I want to say a little bit more about different types of fixed points.
For the squaring function, we saw two types of fixed points: stable and unstable.
Here's an illustration of a stable fixed point...
...and here's an illustration of an unstable fixed point.
The fixed point is the black dot, it doesn't change when the function acts on it.
And this shows us that nearby points get closer to the fixed point, hence it's stable.
Here we see that nearby points, when the function acts on them, get further away.
So first, there's some other words for these types of fixed points.
A stable fixed point is also called an "attractor".
It's called an attractor, because it attracts points; nearby points get pulled towards it; you might also say it's an attractive fixed point.
An unstable point is called a "repellor" (or "repeller"), because it repells nearby points, it pushes them further away.
We would also say that this type of a fixed point is repulsive.
There's another way, somewhat metaphorically, of illustrating these different types of fixed points.
So, a stable fixed point, you can think of it sort of like having a marble or a ball resting in the bottom of a bowl.

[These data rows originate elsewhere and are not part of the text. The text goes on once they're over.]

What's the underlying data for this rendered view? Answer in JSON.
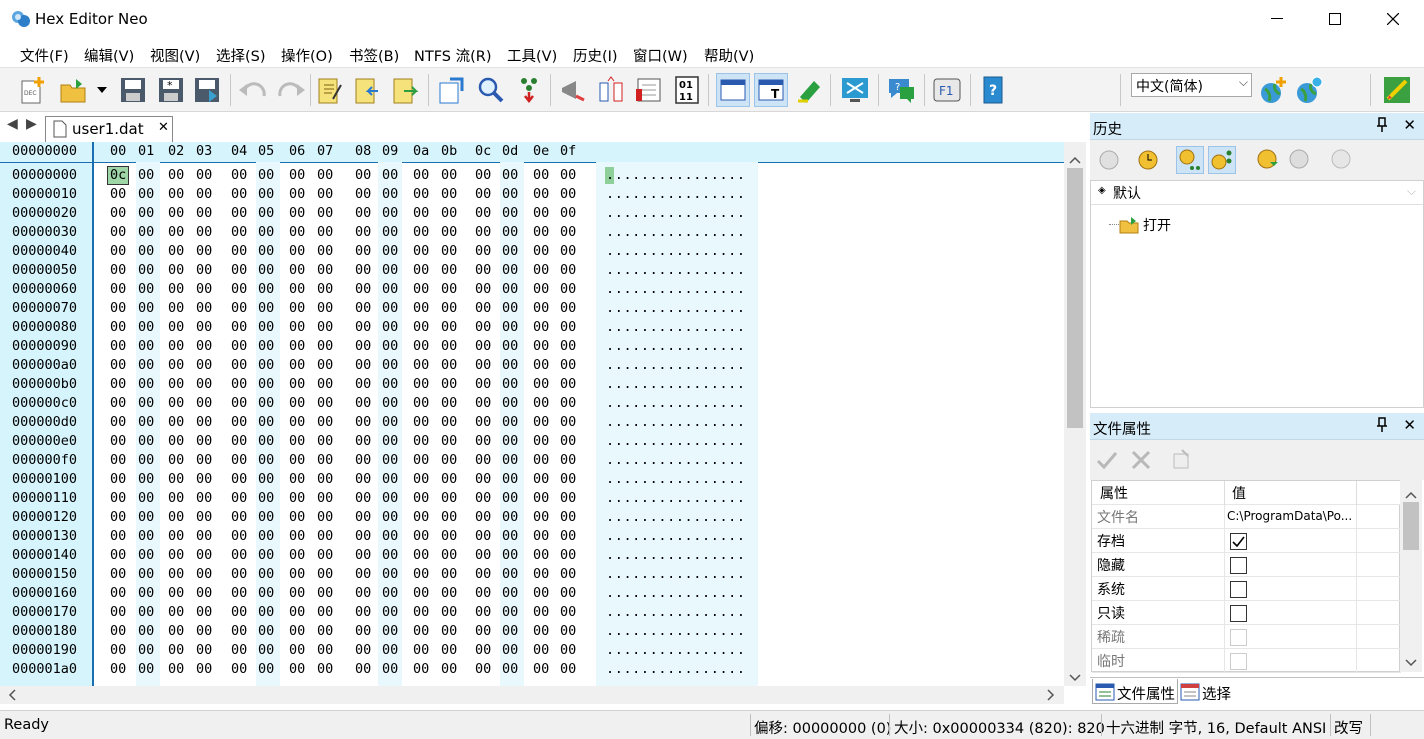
{
  "window": {
    "title": "Hex Editor Neo",
    "minimize": "—",
    "maximize": "☐",
    "close": "✕"
  },
  "menu": [
    "文件(F)",
    "编辑(V)",
    "视图(V)",
    "选择(S)",
    "操作(O)",
    "书签(B)",
    "NTFS 流(R)",
    "工具(V)",
    "历史(I)",
    "窗口(W)",
    "帮助(V)"
  ],
  "toolbar": {
    "language": "中文(简体)"
  },
  "tabs": {
    "nav_back": "◀",
    "nav_fwd": "▶",
    "file": "user1.dat",
    "close": "✕"
  },
  "hex": {
    "header_offset": "00000000",
    "columns": [
      "00",
      "01",
      "02",
      "03",
      "04",
      "05",
      "06",
      "07",
      "08",
      "09",
      "0a",
      "0b",
      "0c",
      "0d",
      "0e",
      "0f"
    ],
    "selected_byte": "0c",
    "row_offsets": [
      "00000000",
      "00000010",
      "00000020",
      "00000030",
      "00000040",
      "00000050",
      "00000060",
      "00000070",
      "00000080",
      "00000090",
      "000000a0",
      "000000b0",
      "000000c0",
      "000000d0",
      "000000e0",
      "000000f0",
      "00000100",
      "00000110",
      "00000120",
      "00000130",
      "00000140",
      "00000150",
      "00000160",
      "00000170",
      "00000180",
      "00000190",
      "000001a0"
    ],
    "byte_value": "00",
    "ascii_row": "................"
  },
  "history": {
    "title": "历史",
    "pin": "📌",
    "close": "✕",
    "root": "默认",
    "item": "打开"
  },
  "props": {
    "title": "文件属性",
    "pin": "📌",
    "close": "✕",
    "col_key": "属性",
    "col_val": "值",
    "rows": [
      {
        "key": "文件名",
        "value": "C:\\ProgramData\\Po...",
        "type": "text"
      },
      {
        "key": "存档",
        "checked": true,
        "type": "check"
      },
      {
        "key": "隐藏",
        "checked": false,
        "type": "check"
      },
      {
        "key": "系统",
        "checked": false,
        "type": "check"
      },
      {
        "key": "只读",
        "checked": false,
        "type": "check"
      },
      {
        "key": "稀疏",
        "checked": false,
        "type": "check-disabled"
      },
      {
        "key": "临时",
        "checked": false,
        "type": "check-disabled"
      }
    ]
  },
  "bottom_tabs": [
    "文件属性",
    "选择"
  ],
  "status": {
    "ready": "Ready",
    "offset": "偏移: 00000000 (0)",
    "size": "大小: 0x00000334 (820): 820",
    "mode": "十六进制 字节, 16, Default ANSI",
    "edit": "改写"
  }
}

So, if I took this ball and pushed it up the side a little bit and let it go, it would roll back and forth and come back to this point.
A rock in a valley, a marble in the bottom of a bowl, is a stable situation: a small change, a small push won't change the situation in the long run.

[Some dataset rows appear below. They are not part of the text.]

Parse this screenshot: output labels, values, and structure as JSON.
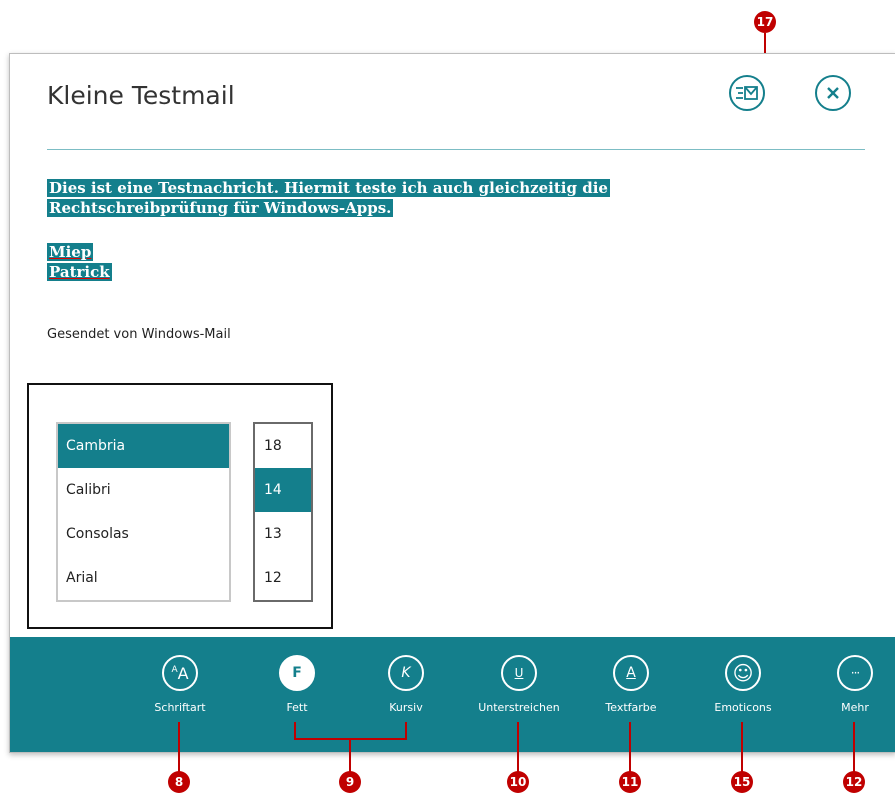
{
  "mail": {
    "title": "Kleine Testmail",
    "body_line1": "Dies ist eine Testnachricht. Hiermit teste  ich auch gleichzeitig die",
    "body_line2": "Rechtschreibprüfung für Windows-Apps.",
    "signature_line1": "Miep",
    "signature_line2": "Patrick",
    "sent_from": "Gesendet von Windows-Mail"
  },
  "header": {
    "send_icon": "send-mail-icon",
    "close_icon": "close-icon"
  },
  "font_picker": {
    "fonts": [
      "Cambria",
      "Calibri",
      "Consolas",
      "Arial"
    ],
    "selected_font": "Cambria",
    "sizes": [
      "18",
      "14",
      "13",
      "12"
    ],
    "selected_size": "14"
  },
  "appbar": {
    "buttons": [
      {
        "label": "Schriftart",
        "glyph": "AA",
        "icon": "font-icon"
      },
      {
        "label": "Fett",
        "glyph": "F",
        "icon": "bold-icon"
      },
      {
        "label": "Kursiv",
        "glyph": "K",
        "icon": "italic-icon"
      },
      {
        "label": "Unterstreichen",
        "glyph": "U",
        "icon": "underline-icon"
      },
      {
        "label": "Textfarbe",
        "glyph": "A",
        "icon": "text-color-icon"
      },
      {
        "label": "Emoticons",
        "glyph": "☺",
        "icon": "emoticon-icon"
      },
      {
        "label": "Mehr",
        "glyph": "···",
        "icon": "more-icon"
      }
    ]
  },
  "callouts": {
    "send": "17",
    "font": "8",
    "bold_italic": "9",
    "underline": "10",
    "text_color": "11",
    "emoticons": "15",
    "more": "12"
  },
  "colors": {
    "accent": "#147f8c",
    "callout": "#c00000"
  }
}
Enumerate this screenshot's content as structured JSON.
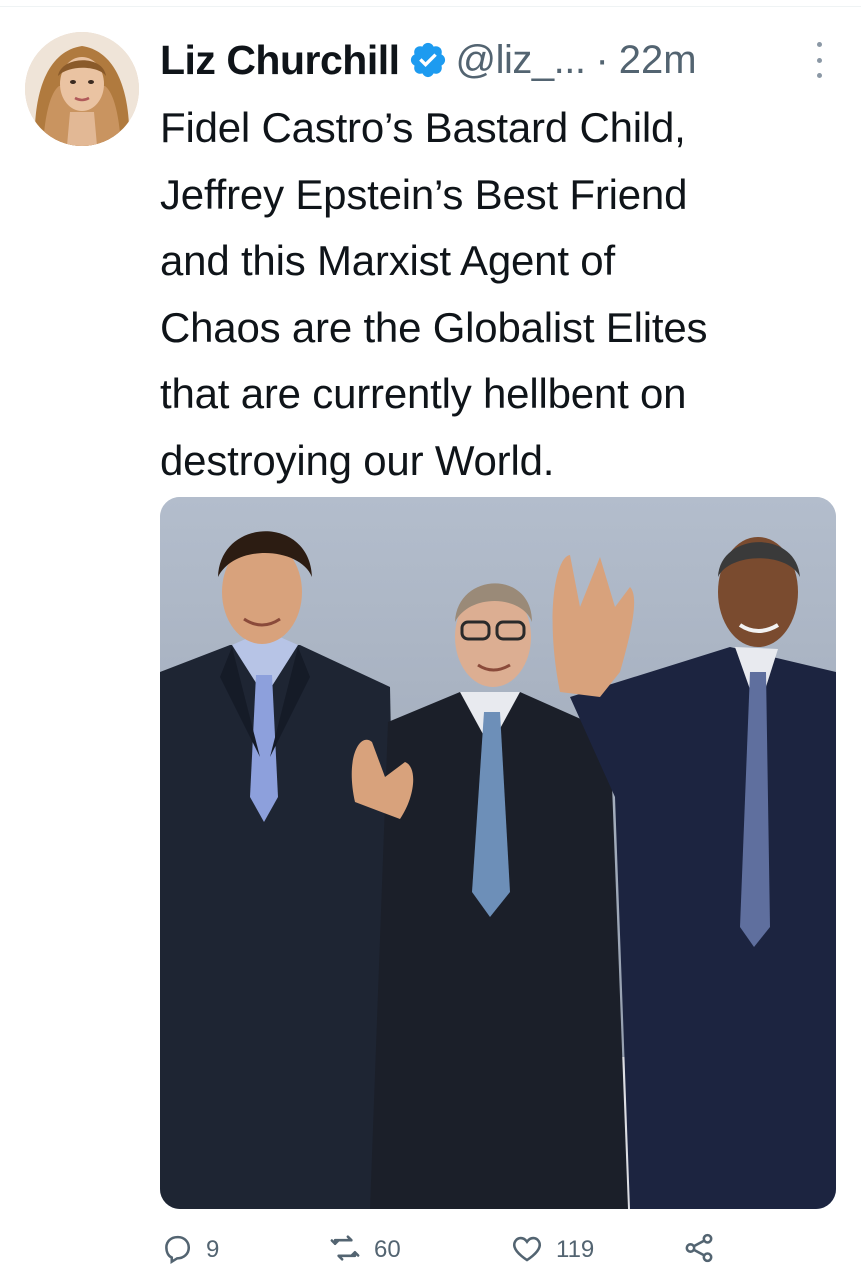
{
  "author": {
    "display_name": "Liz Churchill",
    "handle": "@liz_...",
    "separator": "·",
    "time": "22m",
    "verified": true
  },
  "tweet": {
    "lines": [
      "Fidel Castro’s Bastard Child,",
      "Jeffrey Epstein’s Best Friend",
      "and this Marxist Agent of",
      "Chaos are the Globalist Elites",
      "that are currently hellbent on",
      "destroying our World."
    ]
  },
  "actions": {
    "reply_count": "9",
    "retweet_count": "60",
    "like_count": "119"
  },
  "colors": {
    "verified_blue": "#1d9bf0",
    "secondary_text": "#536471",
    "primary_text": "#0f1419"
  },
  "icons": [
    "avatar",
    "verified-badge-icon",
    "more-icon",
    "reply-icon",
    "retweet-icon",
    "like-icon",
    "share-icon"
  ]
}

An unstable fixed point can be illustrated with the opposite picture.
Think of a ball carefully balanced on the top of a hill, or a marble on the top of an upside-down ball.
It can be balanced here, it can be fixed, not move, but a tiny little push either to the left or to the right and it will roll down in one direction, and it won't return here.
So, that's the same thing that's showing here; this point is fixed, but if we move a little bit to the right or a little bit to the left, we'll get pushed away, not to return.
So this picture is for a stable fixed point and this for an unstable fixed point.
The distinction between stable and unstable fixed points is important.
In real systems, one would not expect to encounter unstable fixed points, for the simple reason that they don't stick around for long.
A simple bump, a small bump to the left or to the right and the object moves off not to return.
So in real systems and in most numerical experiments, it's stable behavior that we'll observe.
So when we 're trying to categorize and understand the long term behavior of dynamical systems,
we'll be paying special attention to behavior that's stable, since that's what's most likely to observe.